Business Overview

Thus is a long time trusted Broward-based screen-printing business specializing in Silk Screen T-Shirt printing, Polo’s, Sweatshirts, and Canvas Bags. 75% of their revenue is derived from their wholesale accounts and 25% from their retail customers.


  • Asking Price: $338,000
  • Cash Flow: $175,631
  • Gross Revenue: $355,741
  • FF&E: $90,000
  • Inventory: $500
  • Inventory Included: Yes
  • Established: 2004

Detailed Information

  • Property Owned or Leased:N/A
  • Property Included:N/A
  • Building Square Footage:N/A
  • Lot Size:N/A
  • Total Number of Employees:3
  • Furniture, Fixtures and Equipment:N/A
About The Facility:

The business is housed in a commercial building, with a nice office and spacious warehouse.

Is Support & Training Included:

Will train for 3 weeks @ $0 cost. The company provides their trade customers with high quality contract work of screen-printed services. No special licenses are required - just a good business sense. Seller will train for three weeks. Great expansion option for an existing screen printer or for a newcomer in the industry. Advertising skills to take the business to the next level while not required will be considered a major plus.

Purpose For Selling:

Owner is retiring after 42 years.

Pros and Cons:

You'll be hard-pressed to find another screen printing contract shop with a book of clients accumulated over three decades. This is the go-to place for many players in the space, big and small.

Opportunities and Growth:

The potential for growth is immense given that there are close to 66,000 small businesses in Broward County alone. The company wants to increase the share of that huge market. New owner can also solicit government agencies. A buyer with marketing skills can take this company statewide if not bigger.

Additional Info

The company was founded in 2004, making the business 18 years old.
The sale will include inventory valued at $500, which is included in the listing price.

Why is the Current Owner Selling The Business?

There are all sorts of reasons individuals decide to sell operating businesses. However, the true reason and the one they say to you might be 2 completely different things. For instance, they might say "I have a lot of various commitments" or "I am retiring". For numerous sellers, these factors stand. But also, for some, these may simply be excuses to try to hide the reality of changing demographics, increased competition, recent decrease in earnings, or a range of various other reasons. This is why it is extremely vital that you not count totally on a seller's word, yet instead, use the vendor's response together with your total due diligence. This will paint a much more sensible picture of the business's existing situation.

Existing Debts and Future Obligations

If the current business is in debt, which numerous companies are, then you will certainly have reason to consider this when valuating/preparing your offer. Numerous operating businesses borrow money in order to cover items such as stock, payroll, accounts payable, etc. Keep in mind that in some cases this can imply that earnings margins are too small. Numerous organisations fall under a revolving door of taking loans as a way to pay back various other loans. Along with debts, there may also be future commitments to think about. There may be an outstanding lease on equipment or the structure where the business resides. The business might have existing contracts with suppliers that need to be satisfied or might lead to fines if terminated early.

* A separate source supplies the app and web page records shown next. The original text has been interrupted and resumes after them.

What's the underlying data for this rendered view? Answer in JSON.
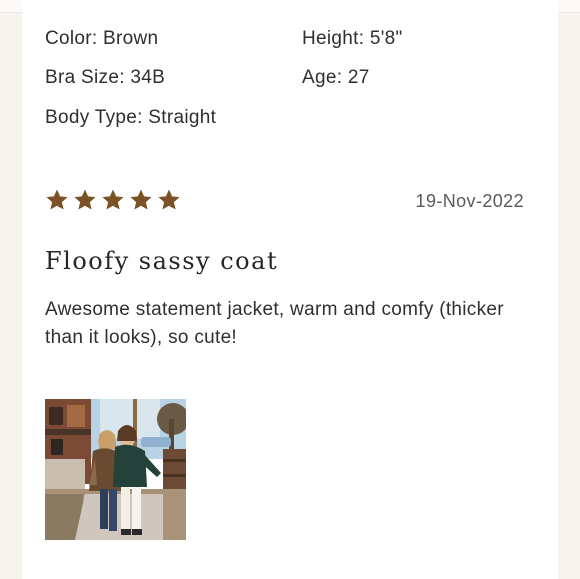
{
  "reviewer": {
    "color": "Color: Brown",
    "height": "Height: 5'8\"",
    "bra_size": "Bra Size: 34B",
    "age": "Age: 27",
    "body_type": "Body Type: Straight"
  },
  "review": {
    "rating": 5,
    "rating_max": 5,
    "date": "19-Nov-2022",
    "title": "Floofy sassy coat",
    "text": "Awesome statement jacket, warm and comfy (thicker than it looks), so cute!"
  },
  "photo": {
    "icon": "review-photo-thumbnail"
  },
  "colors": {
    "star": "#7a5226",
    "background": "#f7f3ef",
    "card": "#ffffff"
  }
}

Understanding the Customer Base, Competition and Area Demographics

How do operating businesses in the location bring in new clients? Often times, businesses have repeat consumers, which create the core of their everyday revenues. Specific aspects such as brand-new competition growing up around the location, roadway construction, and personnel turn over can affect repeat clients and also adversely influence future earnings. One vital thing to take into consideration is the placement of the business. Is it in a very trafficked shopping center, or is it concealed from the main road? Certainly, the more people that see the business often, the higher the possibility to develop a returning consumer base. A final idea is the basic area demographics. Is the business situated in a largely inhabited city, or is it located on the edge of town? Just how might the regional average house earnings impact future revenue prospects?